Savannahians interested in holistic and alternative medicine will get a rare opportunity this weekend, as acclaimed acupuncturist and Chinese medicine expert Tom Balles gives a day and a half workshop.
The workshop will not just focus on acupuncture, but on an applied philosophy of healing that can be used in all domains -- relationships with significant others, family, friends, work, organizations and institutions, Balles tells Connect from his Laurel, Md., office.
Acupuncture comes out of the Chinese medical tradition and also the Chinese wisdom tradition, Balles says. Theres a whole philosophy of healing behind it. It teaches the unity of life and how to maintain it.

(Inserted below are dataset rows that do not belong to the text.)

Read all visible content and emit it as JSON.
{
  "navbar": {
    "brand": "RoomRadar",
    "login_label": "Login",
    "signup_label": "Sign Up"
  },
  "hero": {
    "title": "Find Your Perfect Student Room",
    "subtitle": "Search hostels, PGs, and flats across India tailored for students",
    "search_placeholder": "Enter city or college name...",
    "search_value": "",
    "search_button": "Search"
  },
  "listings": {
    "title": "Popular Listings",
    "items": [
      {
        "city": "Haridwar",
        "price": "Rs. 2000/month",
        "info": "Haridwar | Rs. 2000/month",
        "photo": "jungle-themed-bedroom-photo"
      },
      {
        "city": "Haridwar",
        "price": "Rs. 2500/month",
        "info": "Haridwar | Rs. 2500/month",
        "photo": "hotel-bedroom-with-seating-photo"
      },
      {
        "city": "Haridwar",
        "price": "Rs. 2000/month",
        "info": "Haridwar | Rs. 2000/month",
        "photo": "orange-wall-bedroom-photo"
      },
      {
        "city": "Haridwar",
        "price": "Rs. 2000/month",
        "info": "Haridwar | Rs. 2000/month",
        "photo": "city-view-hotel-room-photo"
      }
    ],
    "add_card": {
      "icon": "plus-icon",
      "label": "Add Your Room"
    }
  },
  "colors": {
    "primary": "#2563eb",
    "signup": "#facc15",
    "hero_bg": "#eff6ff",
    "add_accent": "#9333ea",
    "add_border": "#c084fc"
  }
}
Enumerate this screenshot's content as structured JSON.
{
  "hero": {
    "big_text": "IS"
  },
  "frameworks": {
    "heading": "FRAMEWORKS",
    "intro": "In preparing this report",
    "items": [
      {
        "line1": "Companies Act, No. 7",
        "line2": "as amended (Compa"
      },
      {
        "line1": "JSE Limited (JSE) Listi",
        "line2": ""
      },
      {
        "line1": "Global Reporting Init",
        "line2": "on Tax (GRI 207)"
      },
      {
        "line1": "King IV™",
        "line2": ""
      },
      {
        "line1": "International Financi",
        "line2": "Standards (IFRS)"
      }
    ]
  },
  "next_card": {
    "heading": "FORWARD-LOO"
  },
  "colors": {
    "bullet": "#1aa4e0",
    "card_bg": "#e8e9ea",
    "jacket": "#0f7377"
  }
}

Balles says many who study acupuncture soon begin to see the all-encompassing nature of the pursuit.
I see time and time again with my students that the conversation gradually shifts from wanting to put in the needle to people saying, How can I be the needle? In other words, how can I be a practitioner to life in all the places I travel? Balles explains.
Local psychologist and counselor Susan Lamb, who helped bring Balles to Savannah, says though the workshop is totally non-political in nature, she expects it might help soothe anxiety over the recent election results.
Ive noticed these days sometimes people just don't know how to talk to other people anymore, Lamb says. This is happening all over -- in churches, in families. When this opportunity came, we realized it had something to do with this time.
While also stressing that his workshop is not in any way overtly political, Balles agrees with Lambs assessment.
One could create a conversation about how the country is divided and polarized. But its that way only if you say so. How you speak makes a huge difference in how life shows up, Balles says.
The question is, who's going to hold unity while everyone is trying to figure out what position they hold on an issue? So this work is part and parcel of what we're faced with at this moment in time.
The workshop begins with a full day Saturday, Dec. 4 from 9 a.m.-4 p.m. and continues for a half-day Sunday, Dec. 5, from 9 a.m.- 1 p.m. The cost for the full session is $140.
Call 352-2468 for reservations and directions to the workshop location.
AASU prof prepares for climb
This January, Dr. Ray Wall Greenlaw, dean of the School of Computing at Armstrong Atlantic State University, will attempt to climb Vinson Massif, the highest mountain in Antarctica.
On Wednesday, December 8, Greenlaw will make a presentation on his upcoming climb. The talk will begin at 12:30 p.m. in room 156 of University Hall. It is free and open to the public.
Greenlaw has already climbed four of the other seven summits of the world: Mount Elbrus, Russia (2001); Aconcagua, Argentina (2002); Kilimanjaro, Tanzania (2002); and Kosciusko, Australia (2003). In the near future, he plans to climb Denali (Mount McKinley), Alaska, and is considering a climb of Mount Everest, Nepal.
In 2003, at the age of 42, he recorded the fastest ever thru-hike of the Pacific Crest Trail by completing the 2,659-mile trail in 83 days. He completed a thru-hike of the Appalachian Trail in 97 days in 1995.
Greenlaw has requested that all contributions be designated for the Emerging Leaders Scholarship Program at AASU. For more information or to make a contribution, call Gail Rountree at 927-5208 or email@example.com.
Officer rescues woman
A Savannah/Chatham police officer pulled a woman from the Savannah River last week after she ignored repeated pleas from officers to return to the bank of the river, a police spokesman says.
The womans boyfriend is still missing.
At approximately 1:30 a.m. Nov. 27, officers were alerted by Marriott Riverfront personnel that a woman was in the Savannah River. Officers spotted the woman 30-40 yards from the bank drifting eastward with the tide.
The woman ignored pleas from the officers to return to shore and repeatedly yelled belligerent statements at police, the spokesman says. Cpl. Ashley Brown dove into the river and safely recovered her.
Officers then began a search for her boyfriend, who also may have entered the river. Articles of his clothing were found, but as we go to press it has yet to be substantiated that he actually entered the river.
The woman, identified as Traci K. Miller, age 23, of Elk Grove, Calif., was taken to Memorial Health University for minor cuts and abrasions and a slight case of hypothermia. She is expected to fully recover.